"Those gentlemen, who often say [that I am an unacceptable candidate] should look at themselves in the mirror and see what they have done in the past nine years for Slovakia, what they have done for the people."
Divided support might have an effect
Focusing on the nomination disagreement as a sign of weakness in the ruling coalition, opposition deputies claimed that open reluctance to support Schuster's candidacy by the SDK deputies was another signal that internal discrepancies in the coalition were hobbling the government.
"This coalition is very incoherent, not only regarding the personal antipathies of its representatives, but also regarding the ideological and political programs of its various parties," said Oľga Keltošová, deputy for the opposition HZDS party.
"If [the coalition] wants to lead Slovakia in terms of foreign policy towards [western alliances], it cannot doubt itself with such acts. It's rather unprofessional," she said.
Even coalition members said they thought the lack of full support for Schuster might effect the outcome of the elections. Schuster's lack of unanimous support would most likely be felt if the presidential election goes into a second round, in which the top two vote getters in from the first round would vie against each other if neither gains a clear majority on May 15.
"The fact that the SDK is not unanimous concerning Schuster's candidacy will affect his popular support in the actual election," Mikloško said. "The interesting thing will be the second round of vote when there will be only two candidates."
Schuster dominates polls
Despite discord in parliament, Schuster has been the clear leader in most pre-election polls. The latest opinion poll conducted by the Focus agency suggested that Schuster would earn 29% of the vote.

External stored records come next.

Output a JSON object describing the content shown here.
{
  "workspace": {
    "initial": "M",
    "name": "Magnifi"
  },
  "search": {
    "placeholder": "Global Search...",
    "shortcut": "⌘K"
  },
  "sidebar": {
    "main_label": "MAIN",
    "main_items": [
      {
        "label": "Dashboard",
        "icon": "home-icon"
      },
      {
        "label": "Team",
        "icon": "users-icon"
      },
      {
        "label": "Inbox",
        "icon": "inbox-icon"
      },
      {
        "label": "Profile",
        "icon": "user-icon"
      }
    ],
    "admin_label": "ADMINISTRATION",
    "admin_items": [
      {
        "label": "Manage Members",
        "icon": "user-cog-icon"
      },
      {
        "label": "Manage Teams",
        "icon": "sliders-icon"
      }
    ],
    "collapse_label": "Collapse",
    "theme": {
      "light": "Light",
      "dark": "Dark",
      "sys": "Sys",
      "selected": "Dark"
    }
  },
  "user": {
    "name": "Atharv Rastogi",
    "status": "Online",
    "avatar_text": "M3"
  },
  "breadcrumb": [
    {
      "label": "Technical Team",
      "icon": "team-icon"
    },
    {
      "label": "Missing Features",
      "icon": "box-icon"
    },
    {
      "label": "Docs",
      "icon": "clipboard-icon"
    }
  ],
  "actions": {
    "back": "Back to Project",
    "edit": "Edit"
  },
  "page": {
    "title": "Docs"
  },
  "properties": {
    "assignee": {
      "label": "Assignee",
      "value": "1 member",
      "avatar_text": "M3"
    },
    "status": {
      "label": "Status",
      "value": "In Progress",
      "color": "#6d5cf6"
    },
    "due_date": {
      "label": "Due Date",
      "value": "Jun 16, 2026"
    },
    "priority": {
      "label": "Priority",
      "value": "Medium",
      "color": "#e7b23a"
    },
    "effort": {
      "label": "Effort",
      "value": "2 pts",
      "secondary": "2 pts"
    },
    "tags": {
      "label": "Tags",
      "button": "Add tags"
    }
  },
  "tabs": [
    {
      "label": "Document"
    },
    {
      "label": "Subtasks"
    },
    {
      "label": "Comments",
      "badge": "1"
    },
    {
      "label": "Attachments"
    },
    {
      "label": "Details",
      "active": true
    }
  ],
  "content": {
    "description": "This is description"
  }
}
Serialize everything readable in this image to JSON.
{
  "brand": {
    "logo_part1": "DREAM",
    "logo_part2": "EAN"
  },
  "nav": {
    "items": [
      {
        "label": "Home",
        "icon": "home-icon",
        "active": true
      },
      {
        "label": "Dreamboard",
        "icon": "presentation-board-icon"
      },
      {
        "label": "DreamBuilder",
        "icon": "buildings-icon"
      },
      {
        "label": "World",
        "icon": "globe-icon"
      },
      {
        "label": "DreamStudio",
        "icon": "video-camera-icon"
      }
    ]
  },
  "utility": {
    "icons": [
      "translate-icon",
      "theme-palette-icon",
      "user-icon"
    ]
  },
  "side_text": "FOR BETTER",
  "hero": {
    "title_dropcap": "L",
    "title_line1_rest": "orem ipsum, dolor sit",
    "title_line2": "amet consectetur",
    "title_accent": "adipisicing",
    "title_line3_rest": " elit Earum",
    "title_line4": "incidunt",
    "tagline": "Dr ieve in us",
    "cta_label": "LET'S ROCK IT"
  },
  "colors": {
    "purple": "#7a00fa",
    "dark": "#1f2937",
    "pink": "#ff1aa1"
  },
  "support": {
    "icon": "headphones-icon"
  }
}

The Názory polling agency, in its 1395-citizen poll suggested Schuster would be elected with 36.3% of the vote, followed by former theater diva and chairwoman of the Society for Foreign Politics Magda Vášáryová (15.4%).
In February, the Markant agency claimed over 40% of popular support would go to Schuster The second candidate after Schuster, according to Markant, would be Vášáryová with 21%, while the ex-President Michal Kováč would follow with 12%.
The opposition Movement for a Democratic Slovakia (HZDS) had not yet revealed its presidential candidate when The Slovak Spectator went to press.
12. Apr 1999 at 0:00 | Ivan Remiaš